■ **TASK OBJECTIVE**: The full data, repeated exactly, is the only answer needed.

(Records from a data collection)
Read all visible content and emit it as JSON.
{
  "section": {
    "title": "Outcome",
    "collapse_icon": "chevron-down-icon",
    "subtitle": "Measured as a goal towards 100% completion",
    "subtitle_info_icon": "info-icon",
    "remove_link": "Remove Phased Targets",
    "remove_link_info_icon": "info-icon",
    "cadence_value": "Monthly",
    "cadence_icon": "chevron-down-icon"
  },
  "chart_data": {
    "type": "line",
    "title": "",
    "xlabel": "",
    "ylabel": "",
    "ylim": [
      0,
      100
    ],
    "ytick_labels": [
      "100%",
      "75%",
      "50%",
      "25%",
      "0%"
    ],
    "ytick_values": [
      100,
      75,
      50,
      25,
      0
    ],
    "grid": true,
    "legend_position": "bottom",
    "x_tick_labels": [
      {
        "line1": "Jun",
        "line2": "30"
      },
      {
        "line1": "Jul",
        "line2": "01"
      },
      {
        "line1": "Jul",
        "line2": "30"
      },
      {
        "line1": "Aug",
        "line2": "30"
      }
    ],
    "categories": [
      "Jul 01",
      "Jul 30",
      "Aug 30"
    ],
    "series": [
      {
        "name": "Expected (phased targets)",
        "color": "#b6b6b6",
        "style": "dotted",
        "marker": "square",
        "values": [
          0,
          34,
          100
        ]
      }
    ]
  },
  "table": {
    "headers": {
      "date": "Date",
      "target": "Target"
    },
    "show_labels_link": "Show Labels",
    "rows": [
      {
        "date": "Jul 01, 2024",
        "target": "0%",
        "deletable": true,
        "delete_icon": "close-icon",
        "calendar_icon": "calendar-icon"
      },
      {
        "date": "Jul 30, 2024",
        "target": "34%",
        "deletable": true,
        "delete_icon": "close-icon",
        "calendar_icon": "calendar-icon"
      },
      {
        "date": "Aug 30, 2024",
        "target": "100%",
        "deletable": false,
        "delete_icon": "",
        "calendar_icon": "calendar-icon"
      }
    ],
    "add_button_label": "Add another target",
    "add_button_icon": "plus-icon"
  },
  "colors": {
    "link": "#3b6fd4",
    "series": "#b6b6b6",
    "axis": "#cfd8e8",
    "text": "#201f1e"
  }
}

■ **OUTPUT FOR THIS TASK**:
Read all visible content and emit it as JSON.
{
  "section": {
    "title": "Outcome",
    "collapse_icon": "chevron-down-icon",
    "subtitle": "Measured as a goal towards 100% completion",
    "subtitle_info_icon": "info-icon",
    "remove_link": "Remove Phased Targets",
    "remove_link_info_icon": "info-icon",
    "cadence_value": "Monthly",
    "cadence_icon": "chevron-down-icon"
  },
  "chart_data": {
    "type": "line",
    "title": "",
    "xlabel": "",
    "ylabel": "",
    "ylim": [
      0,
      100
    ],
    "ytick_labels": [
      "100%",
      "75%",
      "50%",
      "25%",
      "0%"
    ],
    "ytick_values": [
      100,
      75,
      50,
      25,
      0
    ],
    "grid": true,
    "legend_position": "bottom",
    "x_tick_labels": [
      {
        "line1": "Jun",
        "line2": "30"
      },
      {
        "line1": "Jul",
        "line2": "01"
      },
      {
        "line1": "Jul",
        "line2": "30"
      },
      {
        "line1": "Aug",
        "line2": "30"
      }
    ],
    "categories": [
      "Jul 01",
      "Jul 30",
      "Aug 30"
    ],
    "series": [
      {
        "name": "Expected (phased targets)",
        "color": "#b6b6b6",
        "style": "dotted",
        "marker": "square",
        "values": [
          0,
          34,
          100
        ]
      }
    ]
  },
  "table": {
    "headers": {
      "date": "Date",
      "target": "Target"
    },
    "show_labels_link": "Show Labels",
    "rows": [
      {
        "date": "Jul 01, 2024",
        "target": "0%",
        "deletable": true,
        "delete_icon": "close-icon",
        "calendar_icon": "calendar-icon"
      },
      {
        "date": "Jul 30, 2024",
        "target": "34%",
        "deletable": true,
        "delete_icon": "close-icon",
        "calendar_icon": "calendar-icon"
      },
      {
        "date": "Aug 30, 2024",
        "target": "100%",
        "deletable": false,
        "delete_icon": "",
        "calendar_icon": "calendar-icon"
      }
    ],
    "add_button_label": "Add another target",
    "add_button_icon": "plus-icon"
  },
  "colors": {
    "link": "#3b6fd4",
    "series": "#b6b6b6",
    "axis": "#cfd8e8",
    "text": "#201f1e"
  }
}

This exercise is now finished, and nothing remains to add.